Art and science may seem like polar opposites. One involves the creative flow of ideas, and the other cold, hard data — or so some people believe. In fact, the two have much in common. Both require a lot of creativity. People also use both to better understand the world around us. Now, a study finds, art also can help students remember better what they learned in science class.
Mariale Hardiman is an education specialist at Johns Hopkins University in Baltimore, Md. Back when she was a school principal, she had noticed that students who used art in the classroom were more engaged. They might listen more intently. They might ask more questions. They might volunteer more ideas. What’s more, students seemed to remember more of what they had been taught when their lessons had involved art. But Hardiman knew the only way to test whether and how well art might really improve learning was to test it with an experiment. So she teamed up with other Johns Hopkins researchers and six local schools.
The researchers worked with teachers in 16 fifth-grade classrooms. The scientists took the traditional science lessons and created art-focused versions of them.
In a traditional science classroom, for instance, students might read aloud from a book. In the art-focused class, they might now sing or rap the information instead. Another example: Traditional science classes often use charts and graphs. The art classrooms instead had students create collages and other types of art. Everyone would get the same information —just learn it in different ways.
The team then randomly assigned each of the 350 students to either a traditional science classroom or an art-focused one. Students then learned science using that approach for the entire unit — about three weeks. When they switched to a new topic, they also changed to the other type of class. This way, each student had both an art-focused class and a standard one. Every unit was taught both ways, to different groups of students. This let the researchers see how students did in both types of classes.
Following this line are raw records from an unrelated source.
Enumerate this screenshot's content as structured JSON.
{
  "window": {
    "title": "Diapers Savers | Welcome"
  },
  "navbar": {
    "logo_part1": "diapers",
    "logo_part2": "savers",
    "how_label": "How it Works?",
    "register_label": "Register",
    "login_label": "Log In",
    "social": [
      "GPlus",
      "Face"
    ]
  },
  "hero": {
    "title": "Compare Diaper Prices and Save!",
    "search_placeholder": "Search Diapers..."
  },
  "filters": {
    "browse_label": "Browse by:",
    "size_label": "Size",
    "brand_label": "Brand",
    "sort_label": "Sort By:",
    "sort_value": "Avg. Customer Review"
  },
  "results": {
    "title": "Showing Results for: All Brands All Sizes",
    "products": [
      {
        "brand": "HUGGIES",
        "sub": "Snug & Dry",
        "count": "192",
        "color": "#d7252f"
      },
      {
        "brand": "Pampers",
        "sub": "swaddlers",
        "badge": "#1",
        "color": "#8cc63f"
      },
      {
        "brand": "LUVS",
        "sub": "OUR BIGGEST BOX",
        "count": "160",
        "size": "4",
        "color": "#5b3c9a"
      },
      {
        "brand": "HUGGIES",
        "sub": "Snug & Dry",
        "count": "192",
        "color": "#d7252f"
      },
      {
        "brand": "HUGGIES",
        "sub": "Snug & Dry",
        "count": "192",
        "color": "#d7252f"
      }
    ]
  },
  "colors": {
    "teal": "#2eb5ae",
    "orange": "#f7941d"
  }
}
Before and after each phase of the experiment, students took tests. They took a third one 10 weeks later. This one measured how well they still remembered what they learned two months earlier. The research team also looked at how well each student performed on the state reading test. This let them compare how art and non-art classrooms affected students with different types of learning abilities.
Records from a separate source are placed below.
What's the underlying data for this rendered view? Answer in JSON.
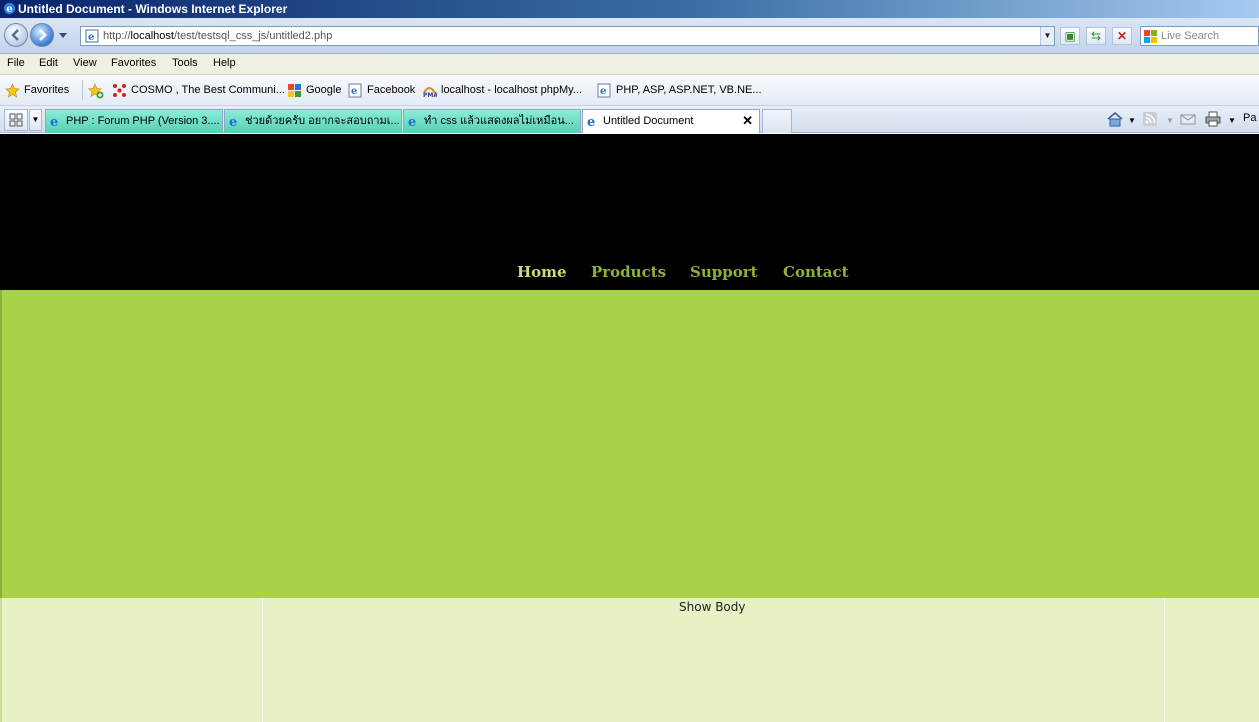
{
  "window": {
    "title": "Untitled Document - Windows Internet Explorer"
  },
  "address_bar": {
    "url_prefix": "http://",
    "url_host": "localhost",
    "url_path": "/test/testsql_css_js/untitled2.php",
    "search_placeholder": "Live Search"
  },
  "menu": {
    "items": [
      "File",
      "Edit",
      "View",
      "Favorites",
      "Tools",
      "Help"
    ]
  },
  "favorites_bar": {
    "label": "Favorites",
    "items": [
      "COSMO , The Best Communi...",
      "Google",
      "Facebook",
      "localhost - localhost  phpMy...",
      "PHP, ASP, ASP.NET, VB.NE..."
    ]
  },
  "tabs": [
    {
      "label": "PHP : Forum PHP (Version 3....",
      "active": false
    },
    {
      "label": "ช่วยด้วยครับ อยากจะสอบถามเ...",
      "active": false
    },
    {
      "label": "ทำ css แล้วแสดงผลไม่เหมือน...",
      "active": false
    },
    {
      "label": "Untitled Document",
      "active": true
    }
  ],
  "command_bar": {
    "page_label": "Pa"
  },
  "site": {
    "nav": [
      "Home",
      "Products",
      "Support",
      "Contact"
    ],
    "body_text": "Show Body",
    "colors": {
      "header": "#000000",
      "banner": "#a9d149",
      "body": "#e6f1c6",
      "nav_active": "#c7df7a",
      "nav_inactive": "#8fb03a"
    }
  }
}
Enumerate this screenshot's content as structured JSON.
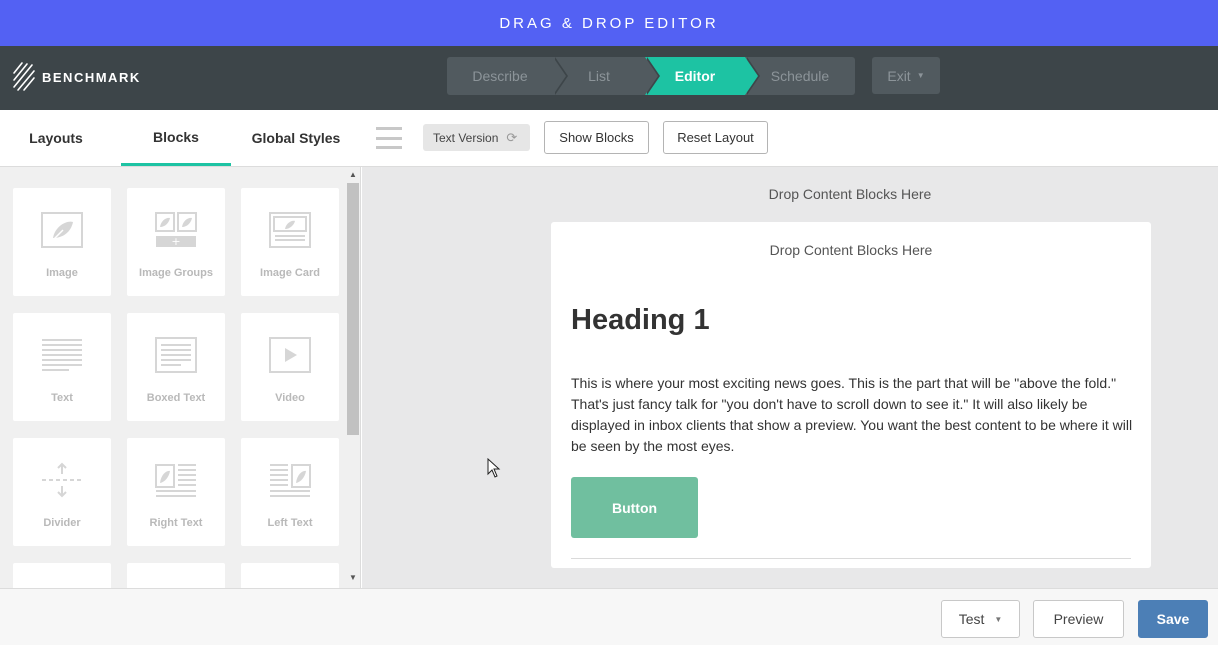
{
  "app": {
    "title": "DRAG & DROP EDITOR",
    "brand": "BENCHMARK"
  },
  "steps": [
    {
      "label": "Describe"
    },
    {
      "label": "List"
    },
    {
      "label": "Editor",
      "active": true
    },
    {
      "label": "Schedule"
    }
  ],
  "exit_label": "Exit",
  "tabs": [
    {
      "label": "Layouts"
    },
    {
      "label": "Blocks",
      "active": true
    },
    {
      "label": "Global Styles"
    }
  ],
  "toolbar": {
    "text_version": "Text Version",
    "show_blocks": "Show Blocks",
    "reset_layout": "Reset Layout"
  },
  "blocks": [
    {
      "label": "Image",
      "icon": "image-icon"
    },
    {
      "label": "Image Groups",
      "icon": "image-groups-icon"
    },
    {
      "label": "Image Card",
      "icon": "image-card-icon"
    },
    {
      "label": "Text",
      "icon": "text-icon"
    },
    {
      "label": "Boxed Text",
      "icon": "boxed-text-icon"
    },
    {
      "label": "Video",
      "icon": "video-icon"
    },
    {
      "label": "Divider",
      "icon": "divider-icon"
    },
    {
      "label": "Right Text",
      "icon": "right-text-icon"
    },
    {
      "label": "Left Text",
      "icon": "left-text-icon"
    }
  ],
  "canvas": {
    "drop_outer": "Drop Content Blocks Here",
    "drop_inner": "Drop Content Blocks Here",
    "heading": "Heading 1",
    "paragraph": "This is where your most exciting news goes. This is the part that will be \"above the fold.\" That's just fancy talk for \"you don't have to scroll down to see it.\" It will also likely be displayed in inbox clients that show a preview. You want the best content to be where it will be seen by the most eyes.",
    "button_label": "Button"
  },
  "footer": {
    "test": "Test",
    "preview": "Preview",
    "save": "Save"
  },
  "colors": {
    "header": "#5361f3",
    "nav": "#3d4549",
    "accent": "#1dc3a3",
    "cta": "#70bf9f",
    "save": "#4c7fb6"
  }
}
Students who read at or above their grade level did just as well in both types of classes. Those who had lower reading scores gained much more of the science if it had been taught in an art-focused class.
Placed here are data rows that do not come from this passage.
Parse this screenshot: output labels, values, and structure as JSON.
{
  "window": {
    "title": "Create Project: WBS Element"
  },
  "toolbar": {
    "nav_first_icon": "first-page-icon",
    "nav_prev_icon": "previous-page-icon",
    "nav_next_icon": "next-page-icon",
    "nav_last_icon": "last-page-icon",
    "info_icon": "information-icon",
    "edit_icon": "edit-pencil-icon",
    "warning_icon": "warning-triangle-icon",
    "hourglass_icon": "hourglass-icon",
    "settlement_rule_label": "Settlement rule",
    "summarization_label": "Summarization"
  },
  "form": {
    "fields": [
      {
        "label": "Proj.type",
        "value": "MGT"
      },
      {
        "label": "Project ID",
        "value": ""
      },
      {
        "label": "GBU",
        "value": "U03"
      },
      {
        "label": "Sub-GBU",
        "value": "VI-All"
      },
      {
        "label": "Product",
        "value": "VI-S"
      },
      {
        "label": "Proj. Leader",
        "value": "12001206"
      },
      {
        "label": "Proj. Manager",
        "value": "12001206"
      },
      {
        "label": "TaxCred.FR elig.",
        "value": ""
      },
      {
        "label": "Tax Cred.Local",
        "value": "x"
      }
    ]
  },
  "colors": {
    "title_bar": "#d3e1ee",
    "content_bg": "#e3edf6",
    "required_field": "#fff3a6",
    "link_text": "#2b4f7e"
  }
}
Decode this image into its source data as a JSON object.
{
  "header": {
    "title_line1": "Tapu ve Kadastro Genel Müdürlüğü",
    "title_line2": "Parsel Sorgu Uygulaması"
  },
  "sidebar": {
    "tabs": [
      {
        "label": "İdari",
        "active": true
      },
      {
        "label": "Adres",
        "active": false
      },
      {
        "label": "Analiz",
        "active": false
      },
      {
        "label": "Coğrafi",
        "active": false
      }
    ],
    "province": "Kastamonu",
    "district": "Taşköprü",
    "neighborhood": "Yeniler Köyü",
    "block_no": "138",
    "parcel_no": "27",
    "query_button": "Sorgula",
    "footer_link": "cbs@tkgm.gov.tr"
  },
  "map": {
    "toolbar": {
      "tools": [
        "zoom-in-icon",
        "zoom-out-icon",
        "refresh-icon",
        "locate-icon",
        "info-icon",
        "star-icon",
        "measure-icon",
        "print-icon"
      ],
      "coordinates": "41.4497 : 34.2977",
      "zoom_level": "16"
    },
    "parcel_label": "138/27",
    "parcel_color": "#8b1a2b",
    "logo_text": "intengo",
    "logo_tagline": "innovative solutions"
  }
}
In some cases, Hardiman says, kids actually performed better in the third test, months later, than in those taken earlier. And classroom teachers reported “that many students continued to sing the songs or raps that they learned after finishing the unit,” Hardiman notes. “The more we hear something, the more we retain it,” she says.
Students who started off in regular classes performed better after they moved into an art-focused class. But those who started in an art-focused class did well even when they switched back to a regular science class. Says Hardiman, these students appeared to use some of the art techniques after switching back to a traditional class. “Some continued to sketch or sing to help them retain information,” she notes. “This suggests that the arts may help students apply creative ways of learning on their own.”
Her team shared its results February 7 in Trends in Neuroscience and Education.
The study takes art as a method of science learning very seriously, says Jaime Martinez. He’s a science, technology, engineering, arts and math (STEAM) specialist at the New York Institute of Technology in New York City. He was not involved with the study. It’s understandable that the authors might interpret their new results as a useful approach for helping struggling readers, he says. But he also thinks there’s a broader benefit to using arts in the classroom. Researchers and teachers find that students in art-focused classes develop more creativity and learn to collaborate better skills, he notes.
Everyone benefits from the arts, Hardiman agrees. “All educators should learn how to use the arts as an instructional tool to promote learning.”
curriculum (plural: curricula) The official classroom materials (often readings) used to lead students through a course of study on a particular topic.
data Facts and/or statistics collected together for analysis but not necessarily organized in a way that gives them meaning. For digital information (the type stored by computers), those data typically are numbers stored in a binary code, portrayed as strings of zeros and ones.
develop To emerge or come into being, either naturally or through human intervention, such as by manufacturing.
engineering The field of research that uses math and science to solve practical problems.
information (as opposed to data) Facts provided or trends learned about something or someone, often as a result of studying data.
neuroscience The field of science that deals with the structure or function of the brain and other parts of the nervous system. Researchers in this field are known as neuroscientists.
peer (noun) Someone who is an equal, based on age, education, status, training or some other features. (verb) To look into something, searching for details.
technology The application of scientific knowledge for practical purposes, especially in industry — or the devices, processes and systems that result from those efforts.
Journal: M.M. Hardiman et al. The effects of arts-integrated instruction on memory for science content. Trends in Neuroscience and Education. Vol. 14, March 2019, p. 25. doi: 10.1016/j.tine.2019.02.002.